Two serious floods at the Equal Employment Opportunity Commission's district office on Whitehall Street in Lower Manhattan has destroyed files and shut down operations, hindering some ongoing labor cases and complicating others, according to lawyers who handle employment matters.
The office was flooded in July when a water pipe burst, destroying an unknown number of mainly closed files, and flooded again by Hurricane Sandy, according to Elizabeth Grossman, regional attorney for the EEOC in Manhattan. The office has been closed since late October, with operations being run from alternate locations and phone service sketchy.
Grossman acknowledged that there have been some "serious issues" that the agency has addressed on a case-by-case basis. However, she said there is very little in the files that cannot be recreated.

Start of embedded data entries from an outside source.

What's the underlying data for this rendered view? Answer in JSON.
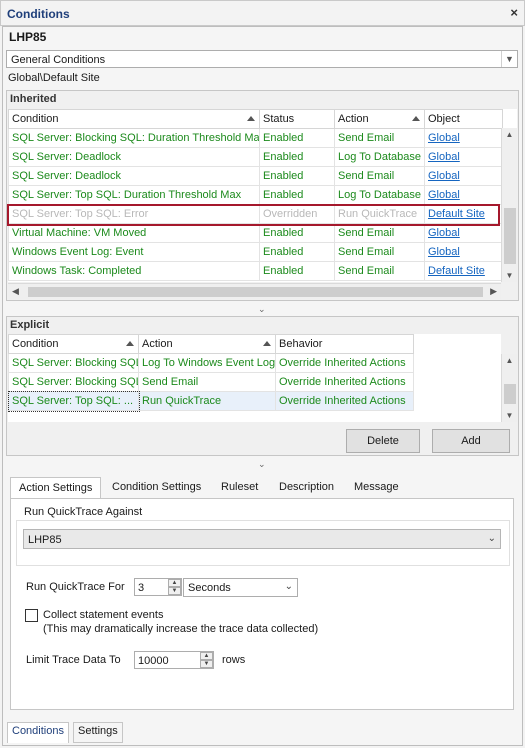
{
  "window": {
    "title": "Conditions",
    "close_glyph": "×"
  },
  "target": "LHP85",
  "category_combo": {
    "value": "General Conditions"
  },
  "breadcrumb": "Global\\Default Site",
  "inherited": {
    "label": "Inherited",
    "columns": [
      "Condition",
      "Status",
      "Action",
      "Object"
    ],
    "rows": [
      {
        "condition": "SQL Server: Blocking SQL: Duration Threshold Max",
        "status": "Enabled",
        "action": "Send Email",
        "object": "Global"
      },
      {
        "condition": "SQL Server: Deadlock",
        "status": "Enabled",
        "action": "Log To Database",
        "object": "Global"
      },
      {
        "condition": "SQL Server: Deadlock",
        "status": "Enabled",
        "action": "Send Email",
        "object": "Global"
      },
      {
        "condition": "SQL Server: Top SQL: Duration Threshold Max",
        "status": "Enabled",
        "action": "Log To Database",
        "object": "Global"
      },
      {
        "condition": "SQL Server: Top SQL: Error",
        "status": "Overridden",
        "action": "Run QuickTrace",
        "object": "Default Site"
      },
      {
        "condition": "Virtual Machine: VM Moved",
        "status": "Enabled",
        "action": "Send Email",
        "object": "Global"
      },
      {
        "condition": "Windows Event Log: Event",
        "status": "Enabled",
        "action": "Send Email",
        "object": "Global"
      },
      {
        "condition": "Windows Task: Completed",
        "status": "Enabled",
        "action": "Send Email",
        "object": "Default Site"
      }
    ]
  },
  "explicit": {
    "label": "Explicit",
    "columns": [
      "Condition",
      "Action",
      "Behavior"
    ],
    "rows": [
      {
        "condition": "SQL Server: Blocking SQL",
        "action": "Log To Windows Event Log",
        "behavior": "Override Inherited Actions"
      },
      {
        "condition": "SQL Server: Blocking SQL",
        "action": "Send Email",
        "behavior": "Override Inherited Actions"
      },
      {
        "condition": "SQL Server: Top SQL: ...",
        "action": "Run QuickTrace",
        "behavior": "Override Inherited Actions"
      }
    ],
    "delete_label": "Delete",
    "add_label": "Add"
  },
  "tabs": [
    "Action Settings",
    "Condition Settings",
    "Ruleset",
    "Description",
    "Message"
  ],
  "action_settings": {
    "run_against_label": "Run QuickTrace Against",
    "run_against_value": "LHP85",
    "run_for_label": "Run QuickTrace For",
    "run_for_value": "3",
    "run_for_unit": "Seconds",
    "collect_label": "Collect statement events",
    "collect_note": "(This may dramatically increase the trace data collected)",
    "limit_label": "Limit Trace Data To",
    "limit_value": "10000",
    "limit_unit": "rows"
  },
  "bottom_tabs": [
    "Conditions",
    "Settings"
  ],
  "colors": {
    "enabled_text": "#1c8a1c",
    "overridden_text": "#b8b8b8",
    "link": "#1565c0",
    "highlight_border": "#a5182c"
  }
}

"If the file is open, we work with the employee and employer, as we did after 9/11, to recreate it so we can continue our investigation," Grossman said. "Occasionally, but rarely, there is evidence that comes from a third party and that generally can be recreated as well. There is almost never evidence in an open file that cannot be recreated."
Grossman said the problems have not been widespread.

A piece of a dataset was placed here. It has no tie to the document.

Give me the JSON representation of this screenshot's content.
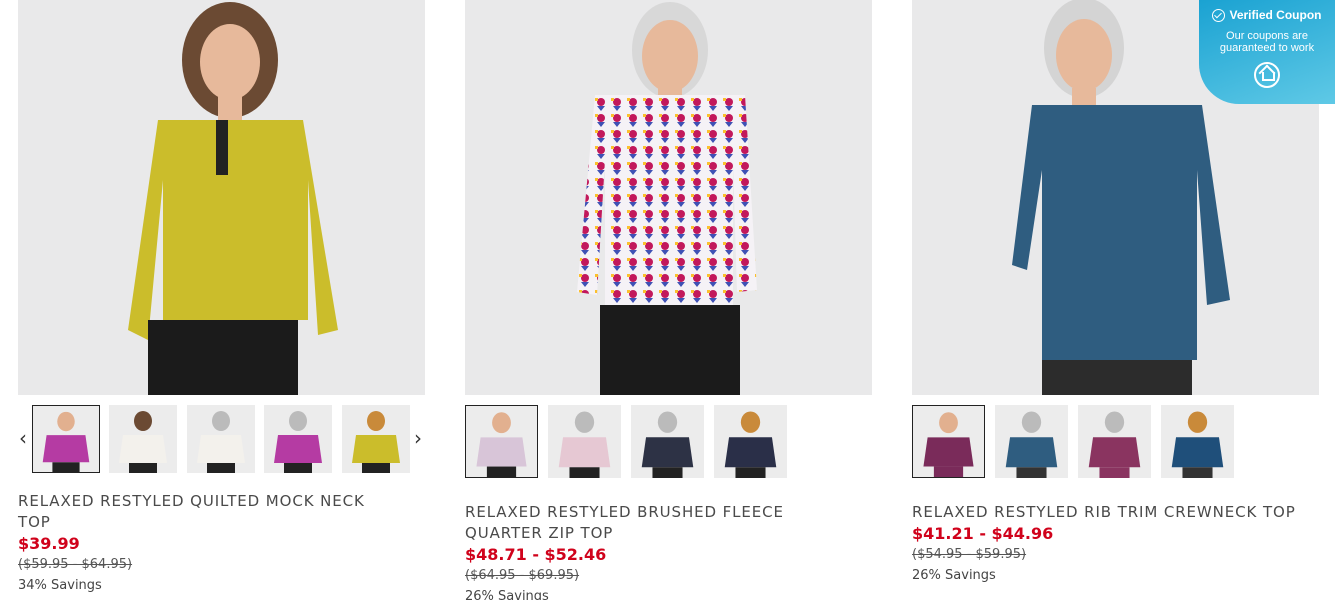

Attorneys say some of the lost files are difficult to replace and could hinder claimants attempting to proceed with employment discrimination actions, while the disruption in service has made it more difficult to secure the "right to sue" letter that must be obtained from the EEOC before plaintiffs can initiate litigation.

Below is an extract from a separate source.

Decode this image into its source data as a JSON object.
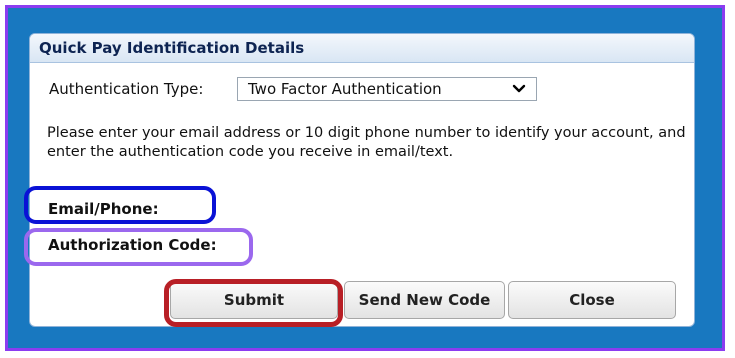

"It has been a problem," said Jeffrey Brown of Leeds Brown in Manhattan. "But we are sympathetic because we know it was [an inadvertent flooding and storm] that caused the damage. We applaud the efforts of the EEOC and will do everything we can to make sure there is a seamless transition when they come back."
Alexander Coleman of Borrelli & Associates in Long island and Manhattan said his firm has about 15 cases that have been impacted by the floods.
One such case involves former Borelli client Nicole Corrado, an attorney for the Appellate Division, First Department, disciplinary committee who alleges she was sexually harassed by two now-retired officials and retaliated against by a third official for complaining (NYLJ, May 16).
Corrado said in an interview that around the same time that her original file at EEOC was lost in the July flood she learned that the Borrelli firm had destroyed its paper copy of that file. Her current attorney, Ambrose Wotorson of Brooklyn, said in a recent letter to Eastern District Magistrate Judge Marilyn Go (See Profile) that the concurrent loss of the file by the EEOC and destruction of the file by Borrelli "is both suspect and disturbingly curious."